    I was one of the first nineteen students who went to the white school in the fall of 1965. Stress was heavy on us as we quickly learned to depend on each other for support. I commend the entire administrative staff and teachers of Star City schools for making preparations for this important move. The Lincoln school staff also had done a good job of preparing us as students to be worthy of this challenge. All of the nineteen have moved on and contributed greatly in life, becoming dentists, lawyers, writers, skilled tradesmen, teachers, and other productive citizens of the community. I often reflect on my experiences being an integral part of the nineteen.

    Alvin Bhones

    (2017) I didn’t think about it at the time, but looking back I can say I’m proud to have been one of the first nineteen black students to set foot on the SCHS campus in 1965. I admit that I tried to talk my folks out of sending me, but they’d have none of it because they were looking long range at what would be best for me and my life after graduating. Imagine being one of two black students in the 7th grade; midway through the first year, I suddenly became the only one. Times were so different then, and I credit both the white and black parents for being cooperative and supportive of that ground-breaking effort. I occasionally still communicate with a few of my former classmates: Debra Riley, Cliff Petty, Randall Huntley, James Chastain, and a few others. In 2021, there’s going to be a 50th reunion and I’m hoping that I and some of my other Lincoln High groundbreakers will make it.

    Alvin Bhones

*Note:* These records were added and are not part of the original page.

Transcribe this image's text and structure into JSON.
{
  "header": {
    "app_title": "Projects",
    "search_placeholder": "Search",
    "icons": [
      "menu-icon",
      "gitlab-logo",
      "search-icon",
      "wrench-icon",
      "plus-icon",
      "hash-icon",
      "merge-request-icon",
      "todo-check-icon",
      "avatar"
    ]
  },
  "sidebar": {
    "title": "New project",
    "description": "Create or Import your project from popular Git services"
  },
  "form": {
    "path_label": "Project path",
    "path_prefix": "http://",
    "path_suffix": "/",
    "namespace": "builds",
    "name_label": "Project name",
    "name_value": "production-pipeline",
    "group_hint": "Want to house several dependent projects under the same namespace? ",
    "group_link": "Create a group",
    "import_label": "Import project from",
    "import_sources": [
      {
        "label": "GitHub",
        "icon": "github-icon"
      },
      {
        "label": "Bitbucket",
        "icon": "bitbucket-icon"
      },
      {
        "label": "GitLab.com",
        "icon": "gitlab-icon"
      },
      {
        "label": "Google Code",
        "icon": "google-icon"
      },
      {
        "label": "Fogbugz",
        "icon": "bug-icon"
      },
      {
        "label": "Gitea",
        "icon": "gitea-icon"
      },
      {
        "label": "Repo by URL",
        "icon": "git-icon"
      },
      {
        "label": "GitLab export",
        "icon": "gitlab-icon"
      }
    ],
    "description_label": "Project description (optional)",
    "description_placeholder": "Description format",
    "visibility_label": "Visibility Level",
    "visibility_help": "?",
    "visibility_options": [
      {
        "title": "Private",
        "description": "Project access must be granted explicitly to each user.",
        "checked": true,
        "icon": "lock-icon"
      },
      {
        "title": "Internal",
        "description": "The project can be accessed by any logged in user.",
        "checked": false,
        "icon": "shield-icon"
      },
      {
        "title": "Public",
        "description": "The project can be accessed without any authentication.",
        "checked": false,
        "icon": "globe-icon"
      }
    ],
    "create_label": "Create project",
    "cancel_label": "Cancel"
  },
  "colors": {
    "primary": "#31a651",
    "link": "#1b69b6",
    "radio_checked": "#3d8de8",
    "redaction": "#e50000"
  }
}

    This is an excellent article–very informative and very detailed. It is great to hear about how people really stuck together and helped wherever needed, with teachers performing double duty like teaching and other duties as assigned. I love the fact that the school at times had the school year split so children could help their families with work in the fields. I’m sure because of the sacrifices of others, some of the students became very productive citizens.

    Pam Humphrey